I continue to tell you about the open-air museum Skansen situated on the island in the center of Stockholm, the capital of Sweden. There you can find objects reflecting the life of people of northern Europe in the 19 - 20th centuries: whole streets of wooden houses, sheds, mills, churches, ponds, various workshops, the rose garden, animal farms with cows, horses, geese, hens, etc. It's joy and pleasure for adults and children.
Of course it was interesting to see the garden allotments of the early 20th century. These ones appeared in Sweden immediately after the First World War. Around the turn of the 1900th century associations for letting allotments to working-class families were established. During the First World War there were shortages of potatoes and other staple foods in the cities.
Several such allotments were allocated in the vicinity of the city park Tanto, but later the number of garden plots increased, as people enthusiastically began to cultivate not only potatoes, but also other vegetables, and soon flowers appeared there.
Then it was legislatively allowed to build a small hut or a shelter on the allotment, where working families could spend the night during seasonal work.
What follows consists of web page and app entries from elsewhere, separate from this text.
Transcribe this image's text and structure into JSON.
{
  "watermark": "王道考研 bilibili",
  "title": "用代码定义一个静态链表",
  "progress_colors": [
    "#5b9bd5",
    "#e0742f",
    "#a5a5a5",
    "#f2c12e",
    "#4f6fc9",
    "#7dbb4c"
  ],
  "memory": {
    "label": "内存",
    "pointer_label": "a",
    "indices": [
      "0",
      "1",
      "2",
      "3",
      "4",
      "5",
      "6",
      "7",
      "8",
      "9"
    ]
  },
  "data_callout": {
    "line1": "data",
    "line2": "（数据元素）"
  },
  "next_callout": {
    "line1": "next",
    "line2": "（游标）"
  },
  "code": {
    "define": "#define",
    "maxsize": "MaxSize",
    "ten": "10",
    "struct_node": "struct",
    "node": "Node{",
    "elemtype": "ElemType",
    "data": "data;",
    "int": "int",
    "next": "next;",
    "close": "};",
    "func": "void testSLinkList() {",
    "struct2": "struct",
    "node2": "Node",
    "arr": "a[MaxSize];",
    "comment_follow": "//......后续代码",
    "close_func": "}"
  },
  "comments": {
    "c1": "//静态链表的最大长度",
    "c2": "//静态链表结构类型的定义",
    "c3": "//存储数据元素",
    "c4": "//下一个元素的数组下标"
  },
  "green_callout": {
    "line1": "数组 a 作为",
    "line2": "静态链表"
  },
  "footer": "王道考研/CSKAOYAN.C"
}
At the same time, there were strict rules governing the size and appearance of the huts. For example they could only be painted red, yellow or white.
I tried to take the detailed pictures of allotments and houses, vegetable and flower beds with tomatoes, a rock with strawberry bushes growing on it, glass greenhouse with vegetables.
It's really interesting Open air museum and was also amazing to know how a hundred years ago people relaxed on the porches of their houses after work, to see their garden furniture, tidy paths, nets around veggies, tubs with flowers, watering cans and other domestic stuff.
Here is my video about allotments:
and about Swedish farm animals in 19-20th centuries: